hearing more and more about the illiberally of the present law and the chill effect it is alleged to have on vigorous journalism, with a consequent effect on democracy itself.

One reason for the current outcries about a supposed chill may be a few recent largish libel suits. Another surely is that a constitutional right of freedom of the press—as distinct from a common-law right—is new here since 1982. There has been consequent media interest in seeing the parameters of that constitutional freedom set as wide as possible.

The first complaint of the Writers to Reform the Libel Law is that there is no definition of libel, no definition of reputation and its worth, no guidelines to say which complaints are trivial and which are worth a court’s time. From a less self-centred viewpoint, the latter parts of that might be seen as uncertainties incapable of being resolved—and not just in libel suits—except in the legal process itself. As to defining the thing itself, John J. Robinette, one of Canada’s leading counsel, once recited to a newspaper group this classic definition: “Any printed words . . . which tend to lower a person in the estimation of rightthinking men, or cause him to be shunned and avoided, or expose him to hatred, contempt or

ridicule, or disparage him in his office, trade or calling, constitute a libel.” The law, he said, “proceeds on the theory that every person has a legal right not to have his reputation wrongly injured. ...”

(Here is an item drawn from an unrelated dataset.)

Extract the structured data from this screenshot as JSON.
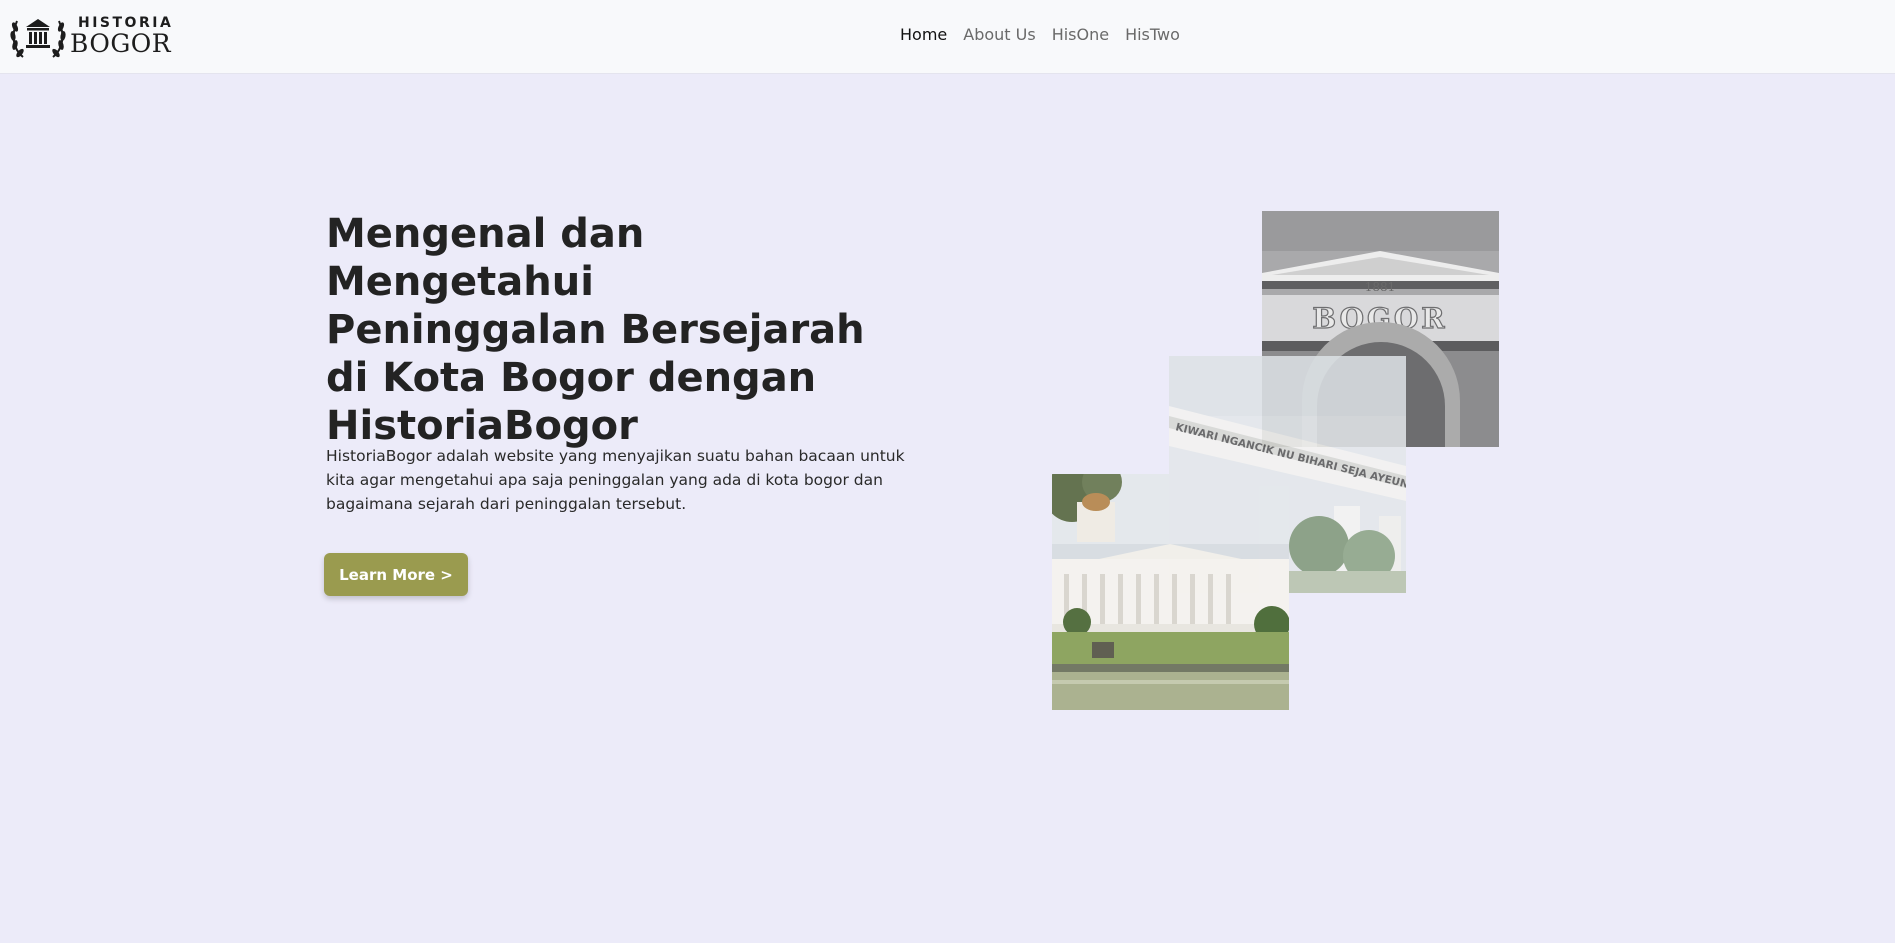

He went on to say: “Of course, a true statement of fact is not actionable, but unfortunately, in our law, the onus is on a defendant in a libel action to prove that the statement of fact is true.” The writers group goes far beyond complaining about that so-called reverse onus, and asserts flatly that “truth is no defence.” That not only contradicts Robinette, but most people who write about the subject. Clare Beckton, a former professor at Dalhousie University’s faculty of law, said in The Law and the Media in Canada (1982): “Justification is the defence which maintains that the words which were published were true in substance and in fact. It is an absolute defence and will not even be defeated if it is shown that the words were published with malice.”

Having said their dissenting piece on truth as a defence, the writers also suggest—before setting out what they think a new libel law should contain—that no new libel law is needed because there are already laws in Ontario against malicious falsehood. If taken seriously, as not even they seem to do, that would leave a party claiming defamation having to prove not only that a statement was false, but also that it occurred through malicious intent. In those circumstances, getting redress for just about anything written or spoken would be a forlorn hope.

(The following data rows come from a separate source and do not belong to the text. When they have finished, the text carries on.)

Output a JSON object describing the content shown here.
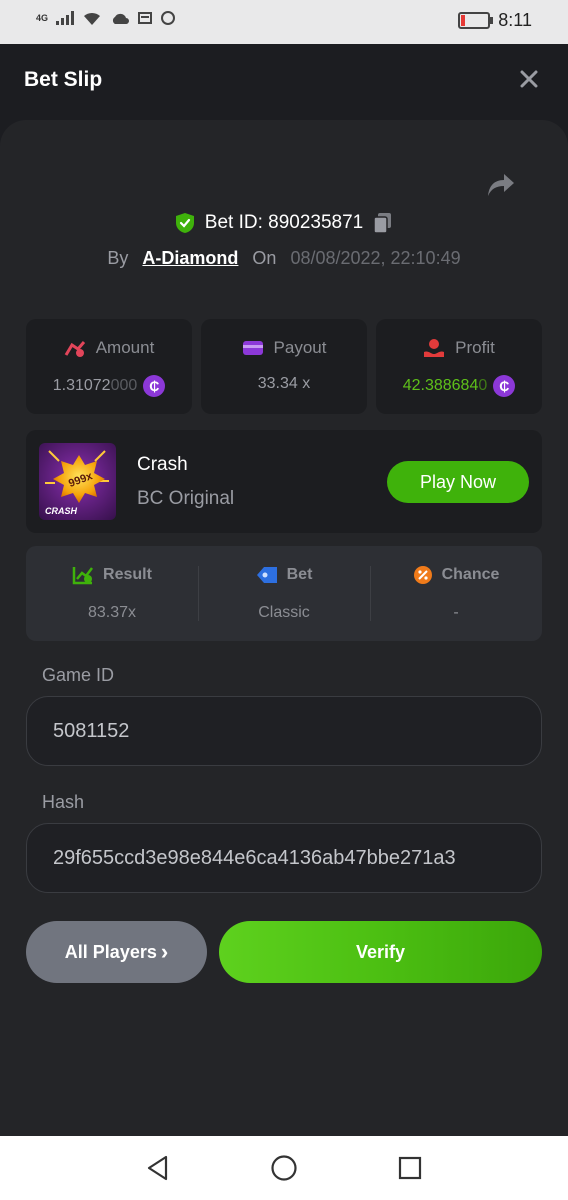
{
  "status": {
    "network": "4G",
    "time": "8:11"
  },
  "header": {
    "title": "Bet Slip"
  },
  "bet": {
    "id_label": "Bet ID: 890235871",
    "by_label": "By",
    "user": "A-Diamond",
    "on_label": "On",
    "datetime": "08/08/2022, 22:10:49"
  },
  "stats": {
    "amount": {
      "label": "Amount",
      "value_main": "1.31072",
      "value_dim": "000"
    },
    "payout": {
      "label": "Payout",
      "value": "33.34 x"
    },
    "profit": {
      "label": "Profit",
      "value_main": "42.388684",
      "value_dim": "0"
    }
  },
  "coin_symbol": "₵",
  "game": {
    "name": "Crash",
    "provider": "BC Original",
    "play_label": "Play Now",
    "thumb_badge": "999x",
    "thumb_caption": "CRASH"
  },
  "details": {
    "result": {
      "label": "Result",
      "value": "83.37x"
    },
    "bet": {
      "label": "Bet",
      "value": "Classic"
    },
    "chance": {
      "label": "Chance",
      "value": "-"
    }
  },
  "fields": {
    "game_id": {
      "label": "Game ID",
      "value": "5081152"
    },
    "hash": {
      "label": "Hash",
      "value": "29f655ccd3e98e844e6ca4136ab47bbe271a3"
    }
  },
  "actions": {
    "players_label": "All Players",
    "players_arrow": "›",
    "verify_label": "Verify"
  },
  "colors": {
    "accent_green": "#3fb20b",
    "coin_purple": "#8c38d8",
    "profit_green": "#5ec01a"
  }
}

The landmark decision of the U.S. Supreme Court in The New York Times vs. Sullivan did just about that concerning at least public officials in 1964. As Powe comments in his chapter on libel, “In its early days, the ‘actual malice’ standard seemed high enough to preclude all but a minuscule number of judgments.” But later judgments by courts still striving after the right balance between a constitutional right of freedom of expression, and the private right not to have a good reputation blackened, somewhat moderated the 1964 effect. Nevertheless, in the process the burden of proof placed on the media to prove truth when challenged in court disappeared.

It is not an original thought here, but one plucked from Richard Kluger’s 1986 book, The Paper: The Life and Death of the New York Herald Tribune, that the reason for the so-called reverse onus was not “a jurisprudentially unsound one.” The argument had been made ages earlier by the Herald Trib’s own lawyer, E. Douglas Hamilton, who lost only one libel case in 29 years. In a co-authored book, Libel: Rights, Risks, Responsibilities, he depicted the publisher of an alleged libel standing in the shoes of a prosecutor. The libel, if there was one, consisted of someone’s being accused in public of bad conduct. Therefore, the traditional presumption of innocence until proven guilty should lie in favor of the individual against the media entity.

It’s a thought—not that the Writers to Reform the Libel Law are likely to waste much time on it, having decided that, with everyone’s reputation safe in their hands, Ontario could get by even with no libel law at all.